According to the Toronto Star, officers testified at the inquest that race was not a factor, the victims purported mental state did not affect their approach and they wouldn’t have done anything differently. It was also reported that at the time, one of the officers had “very minimal” training on how to handle mental health-related calls and racialized communities in crisis, and that they used no de-escalation techniques.
The jury’s recommendations also include:
➟ Commissioning a study on the creation and implementation of a province-wide, civilian-led system to respond to persons in crisis, staffed by mental health and crisis intervention professionals, and persons with “lived experience.”
➟ Establishing advisory or standing committees on race, impartial policing and mental health for all police services and boards.
➟ Special recognition in the province’s Use of Force policing framework for the unique challenges Black people who have serious mental health issues face when they interact with police.
Many of the recommendations have been made before, and implemented to some extent, following the police shooting deaths of other Black men in mental distress such as Andrew Loku according to Kinglsey Gilliam, spokesperson for the Black Action Defense Committee.
However, Gilliam says there’s still much more work to be done to shift the onus of mental health response from police to trained professionals. He says the strong wording that directs named parties to “allocate funding and resources” to implement all 35 recommendations could be key to getting there.
“Institutions often want to have the discretion on whether to implement or not implement,” said Gilliam.
“And that is what was being taken out of this.”
CBC reached out to Peel Regional Police, the Ministry of the Solicitor General, and Peel Region’s housing department for comment.
In a statement, Peel Housing Corporation manager Andrea Warren says the organization hasn’t formally received the recommendations yet, but is “looking forward to receiving and reviewing” them.
Const. Akhil Mooken, a spokesperson with Peel Regional Police, says while the service supported a number of recommendations, it also tried to ensure that they were all relevant to the inquest, implementable and would “effect positive change.”
“This sometimes involves ensuring the language is clear and the recommendation is drafted in a way that is realistic for us to implement,” said Mooken.
In a written response, Brent Ross, spokesperson for the Ministry of the Solicitor General, says the ministry “will closely examine the recommendations put forward by the jury and determine how best to address them.”
Vanessa Balintec is a reporter for CBC Toronto who likes writing stories about labour, equity and community.

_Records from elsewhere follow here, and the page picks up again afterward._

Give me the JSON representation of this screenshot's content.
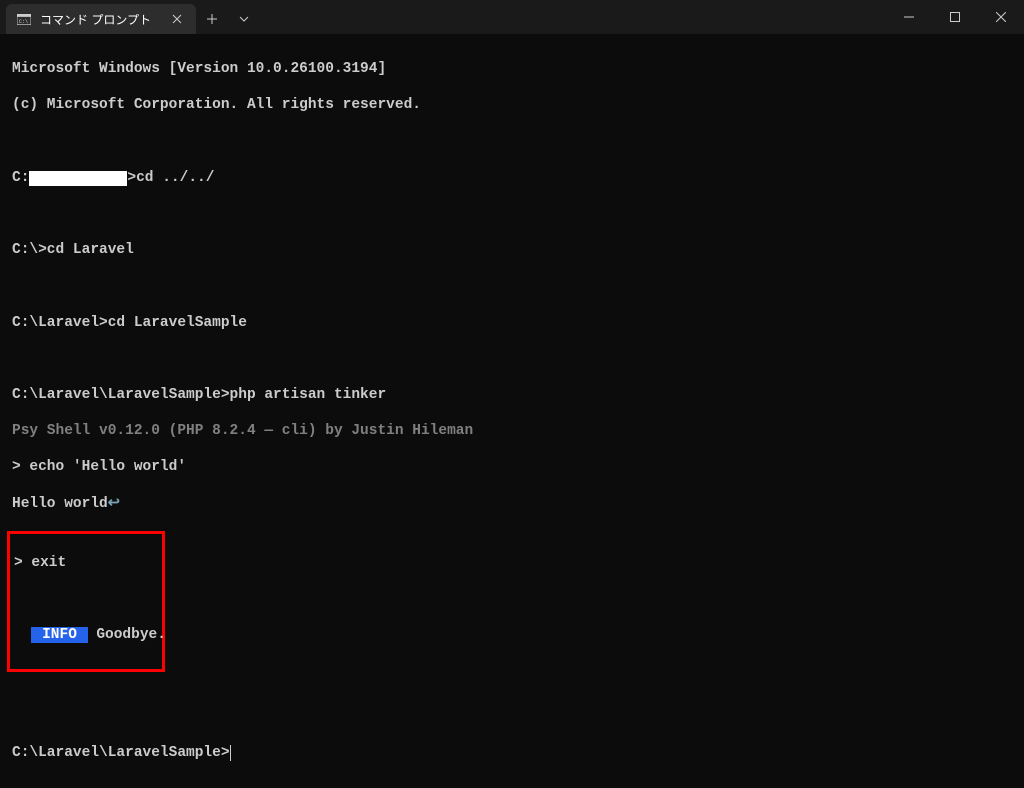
{
  "titlebar": {
    "tab_title": "コマンド プロンプト"
  },
  "terminal": {
    "line1": "Microsoft Windows [Version 10.0.26100.3194]",
    "line2": "(c) Microsoft Corporation. All rights reserved.",
    "prompt1_pre": "C:",
    "prompt1_post": ">cd ../../",
    "prompt2": "C:\\>cd Laravel",
    "prompt3": "C:\\Laravel>cd LaravelSample",
    "prompt4": "C:\\Laravel\\LaravelSample>php artisan tinker",
    "psy_shell": "Psy Shell v0.12.0 (PHP 8.2.4 — cli) by Justin Hileman",
    "echo_cmd": "> echo 'Hello world'",
    "echo_output_pre": "Hello world",
    "exit_cmd": "> exit",
    "info_badge": " INFO ",
    "goodbye": " Goodbye.",
    "prompt5": "C:\\Laravel\\LaravelSample>"
  }
}
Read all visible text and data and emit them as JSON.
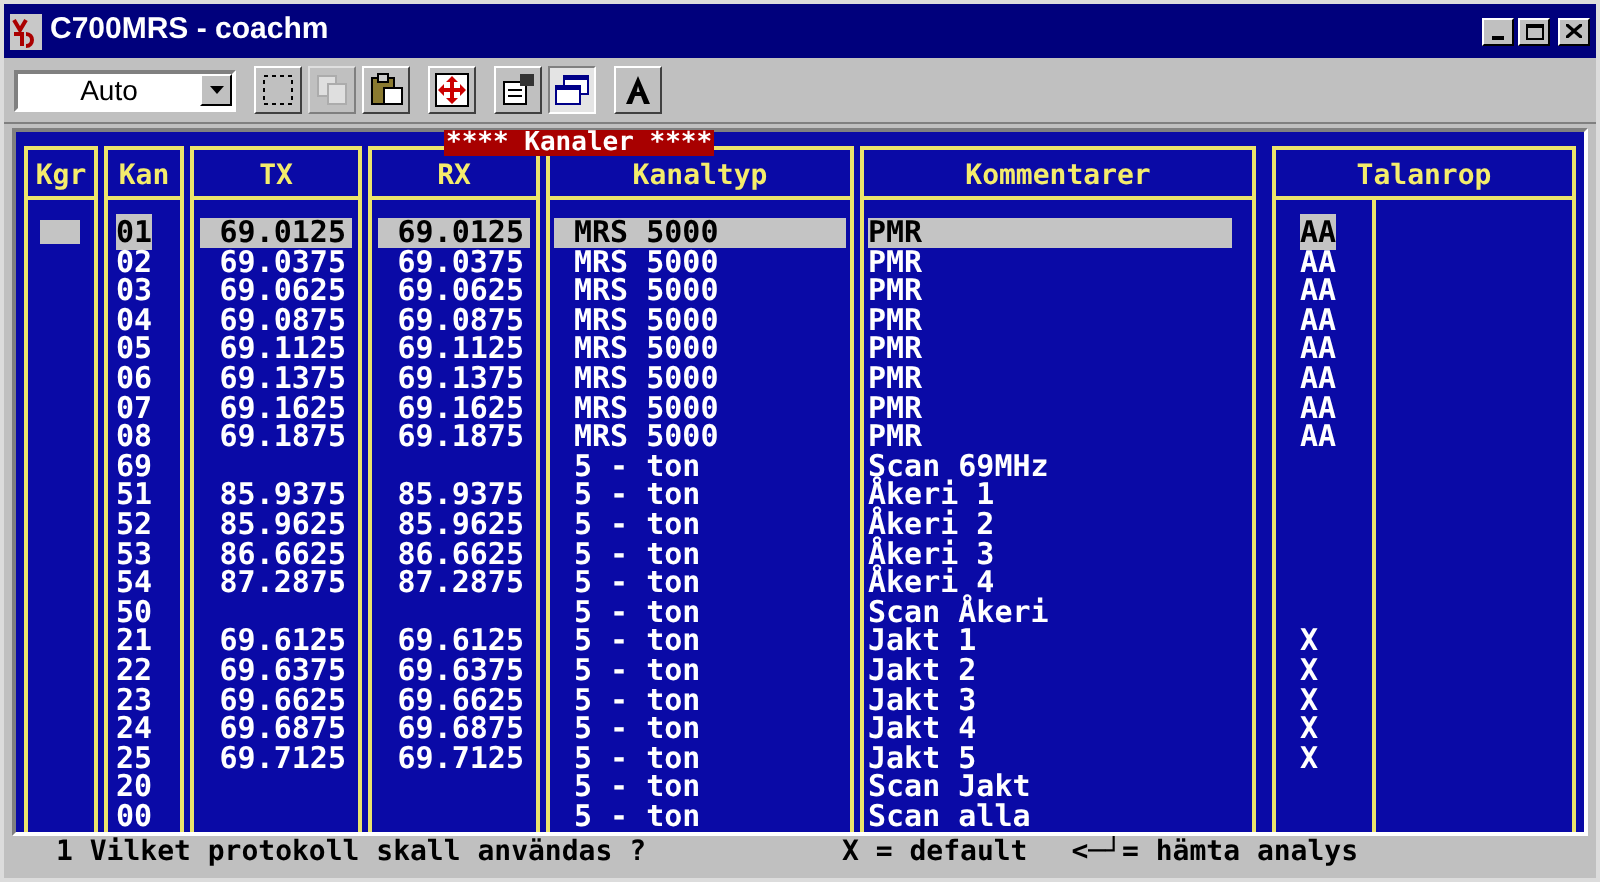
{
  "window": {
    "title": "C700MRS - coachm"
  },
  "toolbar": {
    "combo": {
      "value": "Auto"
    },
    "tools": [
      {
        "kind": "select",
        "disabled": false,
        "pressed": false
      },
      {
        "kind": "copy",
        "disabled": true,
        "pressed": false
      },
      {
        "kind": "paste",
        "disabled": false,
        "pressed": false
      },
      {
        "kind": "fullscreen",
        "disabled": false,
        "pressed": false
      },
      {
        "kind": "properties",
        "disabled": false,
        "pressed": false
      },
      {
        "kind": "window",
        "disabled": false,
        "pressed": true
      },
      {
        "kind": "font",
        "disabled": false,
        "pressed": false
      }
    ]
  },
  "panel": {
    "title": "**** Kanaler ****",
    "columns": {
      "kgr": "Kgr",
      "kan": "Kan",
      "tx": "TX",
      "rx": "RX",
      "type": "Kanaltyp",
      "comment": "Kommentarer",
      "talanrop": "Talanrop"
    },
    "rows": [
      {
        "kan": "01",
        "tx": "69.0125",
        "rx": "69.0125",
        "type": "MRS 5000",
        "comment": "PMR",
        "talanrop": "AA",
        "selected": true
      },
      {
        "kan": "02",
        "tx": "69.0375",
        "rx": "69.0375",
        "type": "MRS 5000",
        "comment": "PMR",
        "talanrop": "AA",
        "selected": false
      },
      {
        "kan": "03",
        "tx": "69.0625",
        "rx": "69.0625",
        "type": "MRS 5000",
        "comment": "PMR",
        "talanrop": "AA",
        "selected": false
      },
      {
        "kan": "04",
        "tx": "69.0875",
        "rx": "69.0875",
        "type": "MRS 5000",
        "comment": "PMR",
        "talanrop": "AA",
        "selected": false
      },
      {
        "kan": "05",
        "tx": "69.1125",
        "rx": "69.1125",
        "type": "MRS 5000",
        "comment": "PMR",
        "talanrop": "AA",
        "selected": false
      },
      {
        "kan": "06",
        "tx": "69.1375",
        "rx": "69.1375",
        "type": "MRS 5000",
        "comment": "PMR",
        "talanrop": "AA",
        "selected": false
      },
      {
        "kan": "07",
        "tx": "69.1625",
        "rx": "69.1625",
        "type": "MRS 5000",
        "comment": "PMR",
        "talanrop": "AA",
        "selected": false
      },
      {
        "kan": "08",
        "tx": "69.1875",
        "rx": "69.1875",
        "type": "MRS 5000",
        "comment": "PMR",
        "talanrop": "AA",
        "selected": false
      },
      {
        "kan": "69",
        "type": "5 - ton",
        "comment": "Scan 69MHz",
        "selected": false
      },
      {
        "kan": "51",
        "tx": "85.9375",
        "rx": "85.9375",
        "type": "5 - ton",
        "comment": "Åkeri 1",
        "selected": false
      },
      {
        "kan": "52",
        "tx": "85.9625",
        "rx": "85.9625",
        "type": "5 - ton",
        "comment": "Åkeri 2",
        "selected": false
      },
      {
        "kan": "53",
        "tx": "86.6625",
        "rx": "86.6625",
        "type": "5 - ton",
        "comment": "Åkeri 3",
        "selected": false
      },
      {
        "kan": "54",
        "tx": "87.2875",
        "rx": "87.2875",
        "type": "5 - ton",
        "comment": "Åkeri 4",
        "selected": false
      },
      {
        "kan": "50",
        "type": "5 - ton",
        "comment": "Scan Åkeri",
        "selected": false
      },
      {
        "kan": "21",
        "tx": "69.6125",
        "rx": "69.6125",
        "type": "5 - ton",
        "comment": "Jakt 1",
        "talanrop": "X",
        "selected": false
      },
      {
        "kan": "22",
        "tx": "69.6375",
        "rx": "69.6375",
        "type": "5 - ton",
        "comment": "Jakt 2",
        "talanrop": "X",
        "selected": false
      },
      {
        "kan": "23",
        "tx": "69.6625",
        "rx": "69.6625",
        "type": "5 - ton",
        "comment": "Jakt 3",
        "talanrop": "X",
        "selected": false
      },
      {
        "kan": "24",
        "tx": "69.6875",
        "rx": "69.6875",
        "type": "5 - ton",
        "comment": "Jakt 4",
        "talanrop": "X",
        "selected": false
      },
      {
        "kan": "25",
        "tx": "69.7125",
        "rx": "69.7125",
        "type": "5 - ton",
        "comment": "Jakt 5",
        "talanrop": "X",
        "selected": false
      },
      {
        "kan": "20",
        "type": "5 - ton",
        "comment": "Scan Jakt",
        "selected": false
      },
      {
        "kan": "00",
        "type": "5 - ton",
        "comment": "Scan alla",
        "selected": false
      }
    ]
  },
  "status_bar": {
    "prompt": "1 Vilket protokoll skall användas ?",
    "hint_default": "X = default",
    "hint_enter": "<─┘= hämta analys"
  }
}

She previously worked for stations in New Brunswick and Kitchener-Waterloo. You can reach her at firstname.lastname@example.org and on Twitter at @vanessabalintec.